After a mere day and a half of an historic Papal Conclave, the Roman Catholic Cardinals reached a 2/3 majority and sent up the white smoke to inform the world of their selection of the 266th Pope, an Argentine (formally) named Jose Mario Bergoglio.
Since our Marketing Management course took over my life, I’ve literally been considering everything through a marketing lens. The election of the Pope is no exception, especially considering the numerous scandals, ranging from the abhorrent (think child sex abuse) to the mundane (read: typical mismanagement and inter-office politics). This is an institution rife with turmoil and desperately in need of a crack marketing team.
(Insert disclaimer: I am a practicing Catholic and in no way wish to be disrespectful, heretical or misinterpreted. Clearly, my personal views are just that…personal.)
Kotler says that, “…a credible brand signals a certain level of quality so that satisfied buyers can easily choose the product again.” Yes, please! I think we can all agree that the Church has been losing credibility year after year thereby making it difficult for people to “easily choose the product again”. Our textbook goes on to state,”… brand equity is the added value endowed on products and services…it may be reflected in the way consumers think, feel and act with respect to the brand…”
It seems pretty obvious that the Catholic brand is suffering a loss of equity if we view it from the ‘customer’/believer perspective. What we have learned of many in the administration over the course of the last decade or more has sent multitudes in search of other ‘brands’ despite (or because of) their religious leanings. The time has come for a painstaking assessment of current brand knowledge which will (to summarize our text) dictate the future direction of the Church and, if successful, will provide a brand promise aligned with both doctrinal beliefs and the expectations of consumers.
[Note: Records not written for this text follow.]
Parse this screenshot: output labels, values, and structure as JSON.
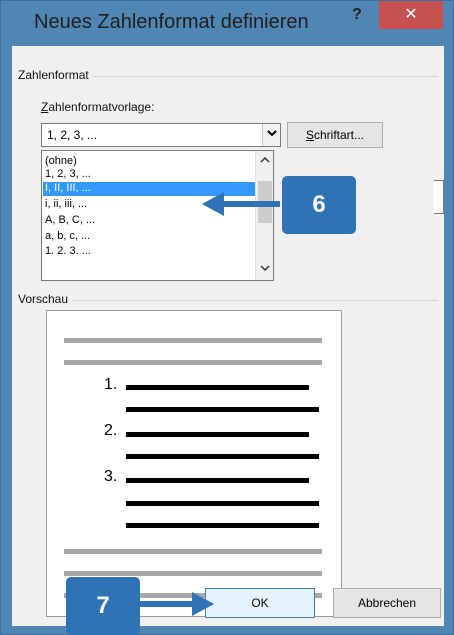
{
  "dialog": {
    "title": "Neues Zahlenformat definieren",
    "help_label": "?",
    "close_label": "✕"
  },
  "format_group": {
    "label": "Zahlenformat",
    "template_label_u": "Z",
    "template_label_rest": "ahlenformatvorlage:",
    "combo_value": "1, 2, 3, ...",
    "combo_arrow": "⌄",
    "font_button_u": "S",
    "font_button_rest": "chriftart...",
    "list_items": [
      "(ohne)",
      "1, 2, 3, ...",
      "I, II, III, ...",
      "i, ii, iii, ...",
      "A, B, C, ...",
      "a, b, c, ...",
      "1. 2. 3. ..."
    ],
    "selected_index": 2,
    "scroll_up": "⌃",
    "scroll_down": "⌄"
  },
  "preview_group": {
    "label": "Vorschau",
    "numbers": [
      "1.",
      "2.",
      "3."
    ]
  },
  "buttons": {
    "ok": "OK",
    "cancel": "Abbrechen"
  },
  "callouts": {
    "step6": "6",
    "step7": "7"
  },
  "colors": {
    "window_border": "#4f86b3",
    "close_button": "#c75050",
    "selection": "#3399ff",
    "callout": "#2e74b5"
  }
}
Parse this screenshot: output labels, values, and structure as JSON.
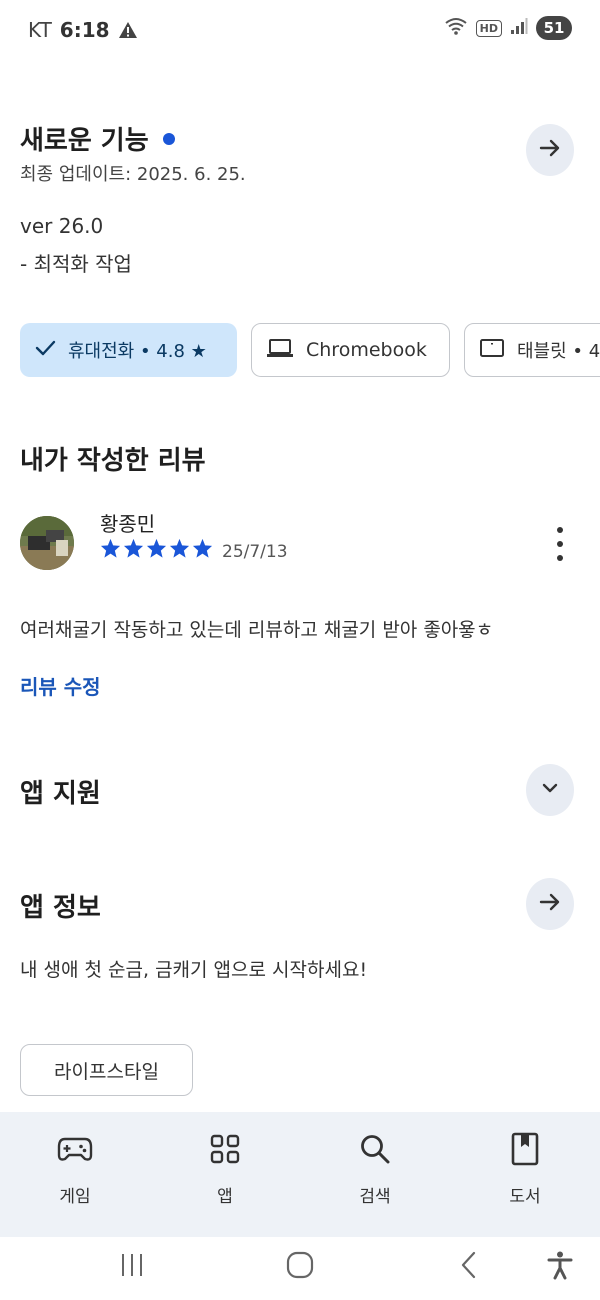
{
  "status_bar": {
    "carrier": "KT",
    "time": "6:18",
    "hd_label": "HD",
    "battery_level": "51"
  },
  "whats_new": {
    "title": "새로운 기능",
    "updated": "최종 업데이트: 2025. 6. 25.",
    "version": "ver 26.0",
    "note": "- 최적화 작업"
  },
  "device_chips": {
    "phone": {
      "label": "휴대전화 • 4.8 ★",
      "selected": true
    },
    "chromebook": {
      "label": "Chromebook"
    },
    "tablet": {
      "label": "태블릿 • 4"
    }
  },
  "my_review": {
    "section_title": "내가 작성한 리뷰",
    "reviewer": "황종민",
    "rating": 5,
    "date": "25/7/13",
    "text": "여러채굴기 작동하고 있는데 리뷰하고 채굴기 받아 좋아욯ㅎ",
    "edit_label": "리뷰 수정"
  },
  "app_support": {
    "title": "앱 지원"
  },
  "app_info": {
    "title": "앱 정보",
    "description": "내 생애 첫 순금, 금캐기 앱으로 시작하세요!",
    "category": "라이프스타일"
  },
  "bottom_nav": {
    "items": [
      {
        "label": "게임",
        "icon": "gamepad-icon"
      },
      {
        "label": "앱",
        "icon": "apps-grid-icon"
      },
      {
        "label": "검색",
        "icon": "search-icon"
      },
      {
        "label": "도서",
        "icon": "book-icon"
      }
    ]
  },
  "colors": {
    "accent_blue": "#1a56d8",
    "chip_selected_bg": "#cfe6fb",
    "star_blue": "#1a56d8",
    "nav_bg": "#eef2f7"
  }
}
Back to our newly elected Pope. Just in the simple selection of his papal name, Pope Francis I, he is throwing down the branding gauntlet. As the ‘I’ denotes, he is the first Pope to ever bear the name of the well-known (even to many non-Catholics) St. Francis of Assisi remembered for his deep devotion to nature and a chosen life devoid of material wealth. With that action Pope Francis is creating a new value proposition only moments after accepting the role.
The Church too, as represented by the Cardinals at least, has taken a few, first steps toward an as yet undefined conversion with 1) the acceptance of Pope Benedict’s resignation and 2) the election of a New World leader recognized for his personal humility, painfully simplistic lifestyle and advocacy for the poor. Did I mention Pope Francis is from the Jesuit Order? Another first in the history of the Roman Catholic Church.
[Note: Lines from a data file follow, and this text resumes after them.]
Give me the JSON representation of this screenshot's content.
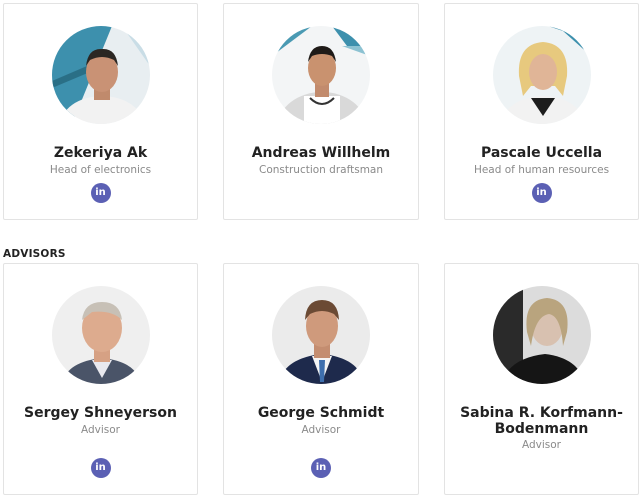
{
  "team": [
    {
      "name": "Zekeriya Ak",
      "role": "Head of electronics",
      "social": "in"
    },
    {
      "name": "Andreas Willhelm",
      "role": "Construction draftsman",
      "social": "in"
    },
    {
      "name": "Pascale Uccella",
      "role": "Head of human resources",
      "social": "in"
    }
  ],
  "advisors_heading": "ADVISORS",
  "advisors": [
    {
      "name": "Sergey Shneyerson",
      "role": "Advisor",
      "social": "in"
    },
    {
      "name": "George Schmidt",
      "role": "Advisor",
      "social": "in"
    },
    {
      "name": "Sabina R. Korfmann-Bodenmann",
      "role": "Advisor",
      "social": "in"
    }
  ],
  "colors": {
    "linkedin": "#5b60b4",
    "name": "#222222",
    "role": "#8a8a8a",
    "border": "#e3e3e3"
  },
  "icons": {
    "social": "linkedin-icon"
  }
}
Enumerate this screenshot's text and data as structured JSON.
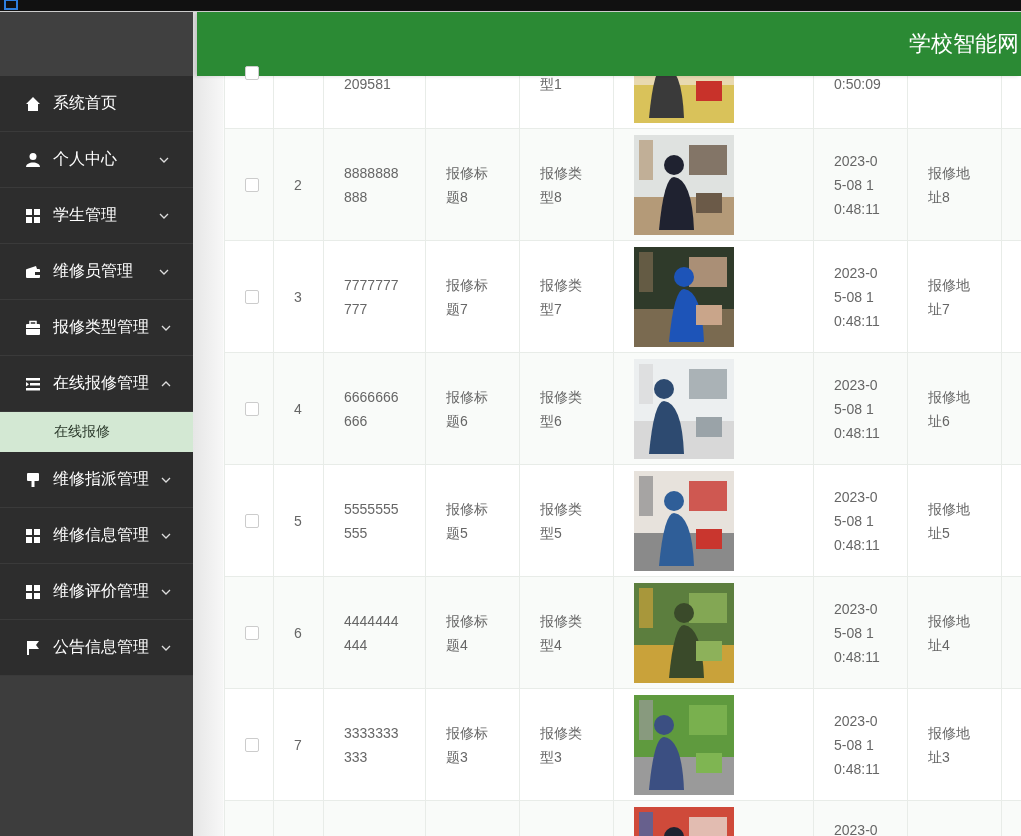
{
  "header": {
    "title": "学校智能网"
  },
  "sidebar": {
    "items": [
      {
        "label": "系统首页"
      },
      {
        "label": "个人中心",
        "expanded": false
      },
      {
        "label": "学生管理",
        "expanded": false
      },
      {
        "label": "维修员管理",
        "expanded": false
      },
      {
        "label": "报修类型管理",
        "expanded": false
      },
      {
        "label": "在线报修管理",
        "expanded": true,
        "children": [
          {
            "label": "在线报修",
            "selected": true
          }
        ]
      },
      {
        "label": "维修指派管理",
        "expanded": false
      },
      {
        "label": "维修信息管理",
        "expanded": false
      },
      {
        "label": "维修评价管理",
        "expanded": false
      },
      {
        "label": "公告信息管理",
        "expanded": false
      }
    ]
  },
  "table": {
    "rows": [
      {
        "checked": false,
        "account": "209581",
        "type": "型1",
        "time": "0:50:09"
      },
      {
        "checked": false,
        "index": "2",
        "account": "8888888888",
        "title": "报修标题8",
        "type": "报修类型8",
        "time": "2023-05-08 10:48:11",
        "address": "报修地址8"
      },
      {
        "checked": false,
        "index": "3",
        "account": "7777777777",
        "title": "报修标题7",
        "type": "报修类型7",
        "time": "2023-05-08 10:48:11",
        "address": "报修地址7"
      },
      {
        "checked": false,
        "index": "4",
        "account": "6666666666",
        "title": "报修标题6",
        "type": "报修类型6",
        "time": "2023-05-08 10:48:11",
        "address": "报修地址6"
      },
      {
        "checked": false,
        "index": "5",
        "account": "5555555555",
        "title": "报修标题5",
        "type": "报修类型5",
        "time": "2023-05-08 10:48:11",
        "address": "报修地址5"
      },
      {
        "checked": false,
        "index": "6",
        "account": "4444444444",
        "title": "报修标题4",
        "type": "报修类型4",
        "time": "2023-05-08 10:48:11",
        "address": "报修地址4"
      },
      {
        "checked": false,
        "index": "7",
        "account": "3333333333",
        "title": "报修标题3",
        "type": "报修类型3",
        "time": "2023-05-08 10:48:11",
        "address": "报修地址3"
      },
      {
        "time": "2023-0"
      }
    ]
  }
}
Clearly, this is an overly simplistic, if not naively optimistic, summary of the Church’s need for a reinvigorated brand as a solution to internal administrative issues as well as the human tragedies it ignored at best and caused at worst. While my post is meant to be tongue in cheek to a great extent, I do believe, if properly contemplated and addressed by the leadership and its flock, the Church might be able to thoughtfully and sincerely reconstruct itself for future millenniums. My guess is that it will take more than marketing principles to move that mountain. I think I know just the Guy for the job…I sure hope the Pope’s direct line is toll free.